* [Your task]: The entries shown below are to be printed in full, unaltered.

Interface dataset entries:
______________________________

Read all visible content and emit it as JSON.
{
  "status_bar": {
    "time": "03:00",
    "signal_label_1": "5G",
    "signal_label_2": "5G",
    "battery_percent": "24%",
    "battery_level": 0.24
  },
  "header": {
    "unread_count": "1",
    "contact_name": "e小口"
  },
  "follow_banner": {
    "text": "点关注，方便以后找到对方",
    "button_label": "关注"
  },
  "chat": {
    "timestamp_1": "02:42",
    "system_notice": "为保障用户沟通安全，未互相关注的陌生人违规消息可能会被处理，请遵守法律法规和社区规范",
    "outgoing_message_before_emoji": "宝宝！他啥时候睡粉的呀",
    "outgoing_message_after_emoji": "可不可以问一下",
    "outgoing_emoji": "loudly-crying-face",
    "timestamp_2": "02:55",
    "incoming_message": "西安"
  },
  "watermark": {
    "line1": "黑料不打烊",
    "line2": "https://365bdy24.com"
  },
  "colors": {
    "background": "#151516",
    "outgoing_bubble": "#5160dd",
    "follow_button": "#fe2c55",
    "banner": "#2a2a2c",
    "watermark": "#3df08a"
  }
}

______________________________

* [Solved exercise]:
Read all visible content and emit it as JSON.
{
  "status_bar": {
    "time": "03:00",
    "signal_label_1": "5G",
    "signal_label_2": "5G",
    "battery_percent": "24%",
    "battery_level": 0.24
  },
  "header": {
    "unread_count": "1",
    "contact_name": "e小口"
  },
  "follow_banner": {
    "text": "点关注，方便以后找到对方",
    "button_label": "关注"
  },
  "chat": {
    "timestamp_1": "02:42",
    "system_notice": "为保障用户沟通安全，未互相关注的陌生人违规消息可能会被处理，请遵守法律法规和社区规范",
    "outgoing_message_before_emoji": "宝宝！他啥时候睡粉的呀",
    "outgoing_message_after_emoji": "可不可以问一下",
    "outgoing_emoji": "loudly-crying-face",
    "timestamp_2": "02:55",
    "incoming_message": "西安"
  },
  "watermark": {
    "line1": "黑料不打烊",
    "line2": "https://365bdy24.com"
  },
  "colors": {
    "background": "#151516",
    "outgoing_bubble": "#5160dd",
    "follow_button": "#fe2c55",
    "banner": "#2a2a2c",
    "watermark": "#3df08a"
  }
}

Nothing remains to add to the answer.